And the concept of players “working their way into shape” once spring arrives is long gone; nowadays, it’s just a few weeks of recuperation and then back to fine-tuning their bodies to gain — or retain — any edge.
Still, while the grind never stops, there’s something to be said for the days pitchers and catchers report. The informal becomes just a bit more formal. Friendships are rekindled, and awkward greetings among new teammates commence.
There’s also this: Conflicts are either resolved or grow more worrisome as teams prepare to head for their permanent homes come April.
USA TODAY Sports examines the festering issues that will play out in the sunshine of Arizona and Florida.
It’s the aim of every team to win the final game of the season.

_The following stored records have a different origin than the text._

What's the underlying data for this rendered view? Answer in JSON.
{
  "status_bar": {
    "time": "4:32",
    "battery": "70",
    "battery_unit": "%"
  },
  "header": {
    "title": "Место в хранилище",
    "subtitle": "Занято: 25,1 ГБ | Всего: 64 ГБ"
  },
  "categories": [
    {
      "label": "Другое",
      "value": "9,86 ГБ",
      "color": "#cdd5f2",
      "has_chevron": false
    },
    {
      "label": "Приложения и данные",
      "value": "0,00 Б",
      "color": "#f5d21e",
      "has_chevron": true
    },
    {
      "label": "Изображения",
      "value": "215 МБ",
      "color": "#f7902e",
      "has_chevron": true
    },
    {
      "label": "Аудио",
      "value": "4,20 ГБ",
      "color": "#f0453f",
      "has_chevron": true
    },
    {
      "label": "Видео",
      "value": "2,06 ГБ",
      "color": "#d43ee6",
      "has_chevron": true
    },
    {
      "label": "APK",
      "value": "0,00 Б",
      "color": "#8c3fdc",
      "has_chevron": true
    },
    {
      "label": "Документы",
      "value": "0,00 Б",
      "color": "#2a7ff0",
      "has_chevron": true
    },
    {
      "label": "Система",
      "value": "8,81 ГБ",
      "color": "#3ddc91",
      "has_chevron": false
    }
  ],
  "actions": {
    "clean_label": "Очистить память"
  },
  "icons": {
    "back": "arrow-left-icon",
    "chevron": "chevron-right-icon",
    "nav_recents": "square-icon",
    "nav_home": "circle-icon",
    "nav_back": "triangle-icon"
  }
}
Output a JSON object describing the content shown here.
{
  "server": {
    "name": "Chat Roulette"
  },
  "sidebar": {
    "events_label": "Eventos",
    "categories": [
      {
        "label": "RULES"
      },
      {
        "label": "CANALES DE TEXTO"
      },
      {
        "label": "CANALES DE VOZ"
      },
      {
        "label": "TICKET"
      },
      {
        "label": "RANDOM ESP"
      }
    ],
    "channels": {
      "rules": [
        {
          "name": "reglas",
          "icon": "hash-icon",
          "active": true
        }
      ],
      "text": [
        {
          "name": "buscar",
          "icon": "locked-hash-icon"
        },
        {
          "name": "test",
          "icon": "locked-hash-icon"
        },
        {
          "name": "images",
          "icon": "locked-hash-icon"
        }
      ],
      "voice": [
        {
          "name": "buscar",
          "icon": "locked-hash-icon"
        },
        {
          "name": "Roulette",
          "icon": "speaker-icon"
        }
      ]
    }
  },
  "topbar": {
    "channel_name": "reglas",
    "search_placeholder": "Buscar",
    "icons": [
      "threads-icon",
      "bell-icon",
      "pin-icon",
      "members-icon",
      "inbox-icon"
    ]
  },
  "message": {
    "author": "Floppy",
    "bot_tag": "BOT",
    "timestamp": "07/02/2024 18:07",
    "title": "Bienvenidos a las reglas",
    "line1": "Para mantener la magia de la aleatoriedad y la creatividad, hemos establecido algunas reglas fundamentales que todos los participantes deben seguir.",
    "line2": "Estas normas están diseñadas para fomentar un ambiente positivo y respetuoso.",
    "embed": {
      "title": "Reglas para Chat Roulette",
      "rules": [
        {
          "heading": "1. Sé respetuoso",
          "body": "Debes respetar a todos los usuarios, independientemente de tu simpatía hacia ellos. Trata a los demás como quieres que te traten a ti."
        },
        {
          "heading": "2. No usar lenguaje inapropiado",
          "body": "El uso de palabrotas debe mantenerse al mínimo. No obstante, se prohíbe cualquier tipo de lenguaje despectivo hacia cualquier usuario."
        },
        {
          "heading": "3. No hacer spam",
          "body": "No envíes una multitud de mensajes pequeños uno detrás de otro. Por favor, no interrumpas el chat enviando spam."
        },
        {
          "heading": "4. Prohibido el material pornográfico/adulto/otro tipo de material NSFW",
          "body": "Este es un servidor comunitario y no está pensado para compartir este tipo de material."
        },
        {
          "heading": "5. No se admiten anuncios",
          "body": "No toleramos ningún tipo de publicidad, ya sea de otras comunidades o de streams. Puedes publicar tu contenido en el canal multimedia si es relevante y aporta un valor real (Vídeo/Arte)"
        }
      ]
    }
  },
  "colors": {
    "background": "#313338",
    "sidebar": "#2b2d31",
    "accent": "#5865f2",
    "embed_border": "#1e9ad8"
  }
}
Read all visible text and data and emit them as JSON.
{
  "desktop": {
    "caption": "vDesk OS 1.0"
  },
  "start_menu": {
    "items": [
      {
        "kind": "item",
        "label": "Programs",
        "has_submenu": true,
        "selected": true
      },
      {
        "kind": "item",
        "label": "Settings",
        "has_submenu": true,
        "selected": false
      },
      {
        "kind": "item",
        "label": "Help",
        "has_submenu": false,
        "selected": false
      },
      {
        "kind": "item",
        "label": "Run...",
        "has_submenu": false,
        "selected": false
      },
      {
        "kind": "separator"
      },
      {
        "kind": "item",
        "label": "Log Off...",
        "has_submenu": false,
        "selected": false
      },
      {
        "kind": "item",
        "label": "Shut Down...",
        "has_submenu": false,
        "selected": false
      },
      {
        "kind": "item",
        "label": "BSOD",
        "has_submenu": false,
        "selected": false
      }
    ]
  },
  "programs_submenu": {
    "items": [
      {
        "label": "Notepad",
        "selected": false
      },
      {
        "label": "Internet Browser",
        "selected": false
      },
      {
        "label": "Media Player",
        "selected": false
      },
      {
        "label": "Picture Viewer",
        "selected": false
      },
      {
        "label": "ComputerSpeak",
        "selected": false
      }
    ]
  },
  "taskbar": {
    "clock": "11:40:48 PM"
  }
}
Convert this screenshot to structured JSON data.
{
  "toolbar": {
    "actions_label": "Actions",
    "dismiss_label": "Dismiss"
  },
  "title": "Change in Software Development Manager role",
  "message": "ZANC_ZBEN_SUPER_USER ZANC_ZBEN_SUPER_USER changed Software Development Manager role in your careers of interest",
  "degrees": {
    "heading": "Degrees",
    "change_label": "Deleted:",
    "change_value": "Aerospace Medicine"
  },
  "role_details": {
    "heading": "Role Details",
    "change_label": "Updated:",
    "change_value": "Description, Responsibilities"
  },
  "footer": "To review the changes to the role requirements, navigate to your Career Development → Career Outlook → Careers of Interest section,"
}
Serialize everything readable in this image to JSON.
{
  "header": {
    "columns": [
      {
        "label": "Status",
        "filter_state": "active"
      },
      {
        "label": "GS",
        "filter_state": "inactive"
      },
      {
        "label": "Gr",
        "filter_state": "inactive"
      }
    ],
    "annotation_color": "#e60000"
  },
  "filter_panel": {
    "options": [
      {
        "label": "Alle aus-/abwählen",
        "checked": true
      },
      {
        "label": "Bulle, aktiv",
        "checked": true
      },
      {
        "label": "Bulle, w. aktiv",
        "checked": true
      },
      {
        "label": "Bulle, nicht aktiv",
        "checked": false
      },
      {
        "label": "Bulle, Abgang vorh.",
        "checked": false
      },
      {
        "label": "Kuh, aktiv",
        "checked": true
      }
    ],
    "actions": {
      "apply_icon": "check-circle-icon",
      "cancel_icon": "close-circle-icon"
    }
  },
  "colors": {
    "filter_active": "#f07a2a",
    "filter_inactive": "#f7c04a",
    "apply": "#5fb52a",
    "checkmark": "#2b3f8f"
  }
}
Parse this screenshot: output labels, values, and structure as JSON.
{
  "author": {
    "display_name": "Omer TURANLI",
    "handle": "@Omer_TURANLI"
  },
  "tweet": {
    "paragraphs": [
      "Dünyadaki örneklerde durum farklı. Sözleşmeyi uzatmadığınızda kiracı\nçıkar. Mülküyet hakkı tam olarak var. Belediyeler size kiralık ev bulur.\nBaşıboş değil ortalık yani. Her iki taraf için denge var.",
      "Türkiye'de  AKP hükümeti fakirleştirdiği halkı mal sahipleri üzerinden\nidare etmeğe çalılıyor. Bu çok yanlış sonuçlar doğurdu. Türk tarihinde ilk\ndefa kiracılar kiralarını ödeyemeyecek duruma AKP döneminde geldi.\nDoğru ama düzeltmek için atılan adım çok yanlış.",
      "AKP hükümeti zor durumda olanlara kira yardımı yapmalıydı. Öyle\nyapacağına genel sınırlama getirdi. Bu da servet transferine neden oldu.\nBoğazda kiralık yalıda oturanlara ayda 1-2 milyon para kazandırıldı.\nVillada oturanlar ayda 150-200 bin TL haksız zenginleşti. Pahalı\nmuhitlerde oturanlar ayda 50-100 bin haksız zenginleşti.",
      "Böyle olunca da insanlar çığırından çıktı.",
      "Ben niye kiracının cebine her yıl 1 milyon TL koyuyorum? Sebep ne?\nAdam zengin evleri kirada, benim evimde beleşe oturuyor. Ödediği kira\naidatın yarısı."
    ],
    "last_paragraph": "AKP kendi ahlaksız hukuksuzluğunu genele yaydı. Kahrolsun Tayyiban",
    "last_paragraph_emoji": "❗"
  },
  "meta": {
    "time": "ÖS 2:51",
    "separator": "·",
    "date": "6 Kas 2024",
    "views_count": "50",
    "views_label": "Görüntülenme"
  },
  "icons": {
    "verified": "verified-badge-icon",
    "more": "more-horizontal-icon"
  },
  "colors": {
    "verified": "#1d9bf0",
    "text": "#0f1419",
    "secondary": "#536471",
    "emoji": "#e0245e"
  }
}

So what’s a manager to do when his franchise has taken that goal off the table even before spring training?
That’s the quandary facing skippers of the Philadelphia Phillies, Atlanta Braves, Cincinnati Reds and Milwaukee Brewers.
All are rebuilding. Some are just beginning the process. Most will face the insinuation that their franchise is “tanking” in order to maximize their draft position and sweeten the pot with which they can acquire amateur players.
Somehow, four managers must pull together players who know the six weeks of spring training and the six-month season that follows almost assuredly will end in disappointment and possibly 100 losses.
The future is always an easier sell for upper management. “I think this is a great opportunity to see these young guys play and watch them develop,” Reds President Walt Jocketty said to a fan on the club’s winter caravan stop. “There’s a lot of new faces. I’m looking forward to spring training to see what we have.”
The task might be less pleasant for manager Bryan Price. He’ll have a second baseman, Brandon Phillips, that the club tried to deal to the Washington Nationals, only for Phillips to exercise his no-trade clause. His right fielder, Jay Bruce, will hear his name in trade rumors until opening day — and again weeks later if he’s still around.
His first baseman, Joey Votto, will have to put a good face on it all, knowing it might be years before he’s surrounded by a contending team again.
It will be no different in Brewers camp, where All-Star catcher Jonathan Lucroy knows his weeks might be numbered, or in Clearwater, Fla., where the Phillies’ Ryan Howard reaches the end of a $125 million deal facing an uncomfortable platoon.
It’s a no-win situation for all involved, but a grim reality in this era of extreme teardowns.